Media and Technology: The media and technology boom came as a major change worldwide. This change has been observed as both an opportunity and as a crisis, which divides people supporting opposing ideas. The split opinions about the issue brought about a failure to adapt instantly, which put pressure on both sides creating a stressful environment.
Politics; The political disaster that Nepal has been accustomed to has been a factor in the differing responses to stress. The unstable political status in the country resulted in an increase in the rates of unemployment, creating unneeded idle time. With nowhere to vent themselves, all the idle time was spent on social media platforms such as Facebook, YouTube and even dating sites. Most of their frustrations are vent out on those platforms, and they began to take social media platforms as a form of coping with their stress rather than expressing it directly.
Earthquake: The changes and rehabilitation that should’ve been done after the earthquake haven’t been done. It’s not just physical rehabilitation but psychological rehabilitation which wasn’t addressed, due to which there was an increase in people’s frustration.
Youths are known to be mostly expressive, which is a positive factor about them. They express their stress somewhere in some form, be it through smoking, drug habits, social media addiction or through simple expressions. The reason stress is seen mostly in youths is because they are more noticeable. Because the majority of the growing population are youths, it is understandable why it can be noticed more in youths than others.
Coping with stress has become increasingly difficult for the youths. Due to stress, they start losing their creative and mental capabilities which in turn hinders their position in society. Society has a cruel view of people and it doesn’t hold any expectations or positivity towards youths that don’t have the capability of bringing creative and strong results, therefore increasing the panic and stress.

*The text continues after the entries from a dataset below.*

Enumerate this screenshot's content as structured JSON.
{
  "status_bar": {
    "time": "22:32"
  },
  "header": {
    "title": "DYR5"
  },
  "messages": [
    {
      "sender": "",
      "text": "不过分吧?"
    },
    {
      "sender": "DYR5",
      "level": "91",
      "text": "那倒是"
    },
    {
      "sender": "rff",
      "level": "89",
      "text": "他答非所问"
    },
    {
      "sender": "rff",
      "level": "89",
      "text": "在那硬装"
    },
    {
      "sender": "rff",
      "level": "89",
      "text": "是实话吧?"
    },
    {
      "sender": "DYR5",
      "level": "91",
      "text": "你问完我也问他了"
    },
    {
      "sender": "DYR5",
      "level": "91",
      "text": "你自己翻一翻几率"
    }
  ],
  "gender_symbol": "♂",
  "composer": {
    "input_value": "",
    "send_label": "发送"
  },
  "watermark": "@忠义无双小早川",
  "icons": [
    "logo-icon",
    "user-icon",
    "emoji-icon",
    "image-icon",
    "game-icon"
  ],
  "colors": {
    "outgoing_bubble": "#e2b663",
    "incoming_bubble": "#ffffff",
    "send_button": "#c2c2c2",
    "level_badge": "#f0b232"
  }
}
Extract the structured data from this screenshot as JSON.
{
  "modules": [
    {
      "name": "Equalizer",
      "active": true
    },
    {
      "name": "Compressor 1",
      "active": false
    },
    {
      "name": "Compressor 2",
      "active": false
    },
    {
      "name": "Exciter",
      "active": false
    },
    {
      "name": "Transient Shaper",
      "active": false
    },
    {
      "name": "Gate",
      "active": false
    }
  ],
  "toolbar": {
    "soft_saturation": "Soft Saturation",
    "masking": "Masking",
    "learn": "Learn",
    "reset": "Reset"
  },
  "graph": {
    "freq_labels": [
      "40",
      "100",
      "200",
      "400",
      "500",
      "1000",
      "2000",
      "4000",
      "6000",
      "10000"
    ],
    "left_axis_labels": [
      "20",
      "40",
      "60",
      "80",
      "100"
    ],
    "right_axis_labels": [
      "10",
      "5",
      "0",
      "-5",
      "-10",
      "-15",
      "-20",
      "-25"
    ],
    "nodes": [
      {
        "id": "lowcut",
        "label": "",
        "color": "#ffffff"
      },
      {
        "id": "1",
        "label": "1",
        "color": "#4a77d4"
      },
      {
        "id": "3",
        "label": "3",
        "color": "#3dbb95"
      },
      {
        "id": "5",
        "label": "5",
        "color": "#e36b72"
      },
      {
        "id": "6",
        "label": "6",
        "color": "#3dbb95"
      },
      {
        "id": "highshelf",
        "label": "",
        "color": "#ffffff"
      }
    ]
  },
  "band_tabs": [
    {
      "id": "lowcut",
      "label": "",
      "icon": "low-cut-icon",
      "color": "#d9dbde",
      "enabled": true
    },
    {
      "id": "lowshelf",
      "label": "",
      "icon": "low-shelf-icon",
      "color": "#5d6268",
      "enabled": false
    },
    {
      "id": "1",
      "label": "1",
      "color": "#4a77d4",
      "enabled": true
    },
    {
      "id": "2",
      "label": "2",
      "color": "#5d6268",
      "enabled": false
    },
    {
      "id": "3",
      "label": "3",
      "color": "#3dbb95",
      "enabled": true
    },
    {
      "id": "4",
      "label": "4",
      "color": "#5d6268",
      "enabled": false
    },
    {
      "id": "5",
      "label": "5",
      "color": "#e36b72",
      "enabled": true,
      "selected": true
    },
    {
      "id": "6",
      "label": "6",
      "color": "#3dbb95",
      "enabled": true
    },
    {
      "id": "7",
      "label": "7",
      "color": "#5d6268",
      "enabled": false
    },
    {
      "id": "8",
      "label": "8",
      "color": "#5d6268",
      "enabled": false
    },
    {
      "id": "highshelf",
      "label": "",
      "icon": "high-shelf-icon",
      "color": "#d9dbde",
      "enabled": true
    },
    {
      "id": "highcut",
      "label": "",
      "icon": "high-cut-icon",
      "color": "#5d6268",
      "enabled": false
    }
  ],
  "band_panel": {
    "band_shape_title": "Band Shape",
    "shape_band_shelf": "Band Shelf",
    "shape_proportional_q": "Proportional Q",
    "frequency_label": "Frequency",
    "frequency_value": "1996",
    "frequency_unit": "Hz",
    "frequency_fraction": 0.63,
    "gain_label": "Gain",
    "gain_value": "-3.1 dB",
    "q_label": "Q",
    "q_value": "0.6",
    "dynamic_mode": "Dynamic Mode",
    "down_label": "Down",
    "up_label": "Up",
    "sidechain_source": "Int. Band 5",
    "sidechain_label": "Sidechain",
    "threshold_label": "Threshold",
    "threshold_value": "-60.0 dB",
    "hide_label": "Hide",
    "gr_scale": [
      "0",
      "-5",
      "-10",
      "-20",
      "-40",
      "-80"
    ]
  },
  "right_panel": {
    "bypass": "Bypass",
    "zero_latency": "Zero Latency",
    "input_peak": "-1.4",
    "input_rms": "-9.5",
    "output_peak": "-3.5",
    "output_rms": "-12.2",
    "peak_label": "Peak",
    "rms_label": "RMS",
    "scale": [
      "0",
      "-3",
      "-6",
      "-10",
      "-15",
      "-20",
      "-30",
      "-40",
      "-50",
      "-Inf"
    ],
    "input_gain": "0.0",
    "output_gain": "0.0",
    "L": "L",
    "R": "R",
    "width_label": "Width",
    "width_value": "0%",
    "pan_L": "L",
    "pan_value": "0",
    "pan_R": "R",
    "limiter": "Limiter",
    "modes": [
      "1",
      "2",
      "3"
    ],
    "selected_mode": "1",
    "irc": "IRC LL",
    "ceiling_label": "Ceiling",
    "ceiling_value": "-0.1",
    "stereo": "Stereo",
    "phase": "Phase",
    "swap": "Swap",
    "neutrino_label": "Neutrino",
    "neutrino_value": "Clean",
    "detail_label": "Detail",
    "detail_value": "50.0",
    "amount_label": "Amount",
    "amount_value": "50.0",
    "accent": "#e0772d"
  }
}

Within it all, the approaches that have traditionally been undertaken in society to cope with and handle stress have been incorrect. Most of the management approaches are problem-focused, which digs deeper into the problem rather than deciphering the solution for it. In terms of medical approaches, for a problem-focused approach, a clinical psychologist will question when one feels most stressed, which looks into the problem and tries to understand the problem and moves further away from the solution.

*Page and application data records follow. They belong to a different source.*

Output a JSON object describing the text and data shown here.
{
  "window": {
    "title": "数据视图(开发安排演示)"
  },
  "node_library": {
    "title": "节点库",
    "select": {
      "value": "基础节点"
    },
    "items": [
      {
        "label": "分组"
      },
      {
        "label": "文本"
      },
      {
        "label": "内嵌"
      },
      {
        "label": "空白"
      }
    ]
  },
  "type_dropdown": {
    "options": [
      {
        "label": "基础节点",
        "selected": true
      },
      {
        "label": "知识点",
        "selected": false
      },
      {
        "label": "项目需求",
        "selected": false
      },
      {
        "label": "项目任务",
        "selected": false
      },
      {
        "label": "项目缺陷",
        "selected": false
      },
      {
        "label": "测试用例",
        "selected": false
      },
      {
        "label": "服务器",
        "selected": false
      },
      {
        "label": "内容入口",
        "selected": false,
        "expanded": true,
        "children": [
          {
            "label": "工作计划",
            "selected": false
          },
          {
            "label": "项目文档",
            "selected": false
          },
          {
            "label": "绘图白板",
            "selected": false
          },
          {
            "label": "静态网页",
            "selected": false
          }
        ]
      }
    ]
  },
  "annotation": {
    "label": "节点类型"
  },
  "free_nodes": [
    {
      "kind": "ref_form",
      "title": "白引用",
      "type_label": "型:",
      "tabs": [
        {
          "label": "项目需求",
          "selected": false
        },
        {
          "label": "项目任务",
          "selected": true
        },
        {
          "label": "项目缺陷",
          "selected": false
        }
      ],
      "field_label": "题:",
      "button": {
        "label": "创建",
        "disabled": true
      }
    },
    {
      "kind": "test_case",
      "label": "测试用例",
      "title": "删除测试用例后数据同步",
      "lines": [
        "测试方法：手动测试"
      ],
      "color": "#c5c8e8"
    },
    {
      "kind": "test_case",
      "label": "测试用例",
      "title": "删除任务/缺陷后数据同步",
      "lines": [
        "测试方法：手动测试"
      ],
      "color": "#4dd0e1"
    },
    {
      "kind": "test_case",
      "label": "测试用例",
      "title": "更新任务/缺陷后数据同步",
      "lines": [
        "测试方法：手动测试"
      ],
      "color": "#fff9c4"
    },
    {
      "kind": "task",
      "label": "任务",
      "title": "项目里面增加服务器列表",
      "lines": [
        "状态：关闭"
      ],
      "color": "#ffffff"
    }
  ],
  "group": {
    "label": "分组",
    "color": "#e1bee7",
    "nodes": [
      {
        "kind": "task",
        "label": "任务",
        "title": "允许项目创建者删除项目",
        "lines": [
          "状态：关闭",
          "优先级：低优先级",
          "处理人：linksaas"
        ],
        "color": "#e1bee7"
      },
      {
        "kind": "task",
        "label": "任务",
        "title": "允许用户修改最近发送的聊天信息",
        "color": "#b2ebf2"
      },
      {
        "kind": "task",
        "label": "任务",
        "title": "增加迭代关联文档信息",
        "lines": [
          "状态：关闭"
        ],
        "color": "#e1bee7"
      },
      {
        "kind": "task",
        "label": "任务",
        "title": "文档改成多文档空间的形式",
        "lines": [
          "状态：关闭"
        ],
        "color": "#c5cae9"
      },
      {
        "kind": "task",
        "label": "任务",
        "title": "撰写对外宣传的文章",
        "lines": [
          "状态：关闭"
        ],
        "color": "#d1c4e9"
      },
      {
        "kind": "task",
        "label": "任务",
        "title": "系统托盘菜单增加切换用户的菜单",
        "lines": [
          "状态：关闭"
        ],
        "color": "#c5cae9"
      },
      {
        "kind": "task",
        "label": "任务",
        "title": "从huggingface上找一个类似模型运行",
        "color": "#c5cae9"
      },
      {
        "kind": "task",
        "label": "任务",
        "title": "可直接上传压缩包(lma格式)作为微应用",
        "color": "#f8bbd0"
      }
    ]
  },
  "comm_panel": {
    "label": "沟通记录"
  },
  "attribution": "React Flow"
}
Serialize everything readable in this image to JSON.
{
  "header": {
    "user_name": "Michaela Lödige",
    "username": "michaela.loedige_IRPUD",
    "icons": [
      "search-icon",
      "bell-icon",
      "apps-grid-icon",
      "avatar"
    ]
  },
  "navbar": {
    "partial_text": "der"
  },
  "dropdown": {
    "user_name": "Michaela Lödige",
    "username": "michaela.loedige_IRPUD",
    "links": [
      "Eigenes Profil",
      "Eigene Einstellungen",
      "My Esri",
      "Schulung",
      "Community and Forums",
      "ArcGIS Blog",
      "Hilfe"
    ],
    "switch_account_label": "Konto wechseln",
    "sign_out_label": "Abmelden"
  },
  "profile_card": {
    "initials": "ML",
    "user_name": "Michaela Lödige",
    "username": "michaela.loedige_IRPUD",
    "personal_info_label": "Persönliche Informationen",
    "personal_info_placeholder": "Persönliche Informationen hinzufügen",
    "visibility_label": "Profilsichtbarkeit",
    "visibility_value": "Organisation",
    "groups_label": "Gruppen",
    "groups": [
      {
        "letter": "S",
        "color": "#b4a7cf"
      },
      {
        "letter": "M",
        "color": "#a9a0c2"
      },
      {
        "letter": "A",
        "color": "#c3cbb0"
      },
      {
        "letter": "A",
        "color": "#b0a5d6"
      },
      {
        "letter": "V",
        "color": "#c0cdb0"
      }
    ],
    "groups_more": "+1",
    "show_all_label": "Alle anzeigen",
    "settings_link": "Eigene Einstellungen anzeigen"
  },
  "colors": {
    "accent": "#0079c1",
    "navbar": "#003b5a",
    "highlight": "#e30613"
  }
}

Breaking the traditional mold, the ideal strategy would be to undertake a solution-based approach. Focusing on the solution creates more opportunities and possibilities of being cured than targeting the problem. Everyone has an ability to build coping strategies but that ability diminishes when they start focusing on the problem rather than focusing on the solution. Adding to that, there are different solutions to different problems, and each of those differ from one society to the other. The practices that help cope with stress in America won’t help in Nepal because the two societies are shaped differently. Coping with stress with a solution-focused approach establishes two types of practices that are ideal for Nepal:
Family-based Practices: The Nepalese society is highly family-oriented, and expressing one’s stress and having the help of family members to find a comfort zone is an ideal approach.
Education-based Practices: Each individual has a specific comfort zone where one can feel relaxed; finding that comfort zone is a type of coping strategy. Hence, teaching coping strategies to people and understanding that it varies from person to person increases the chances of finding effective solutions.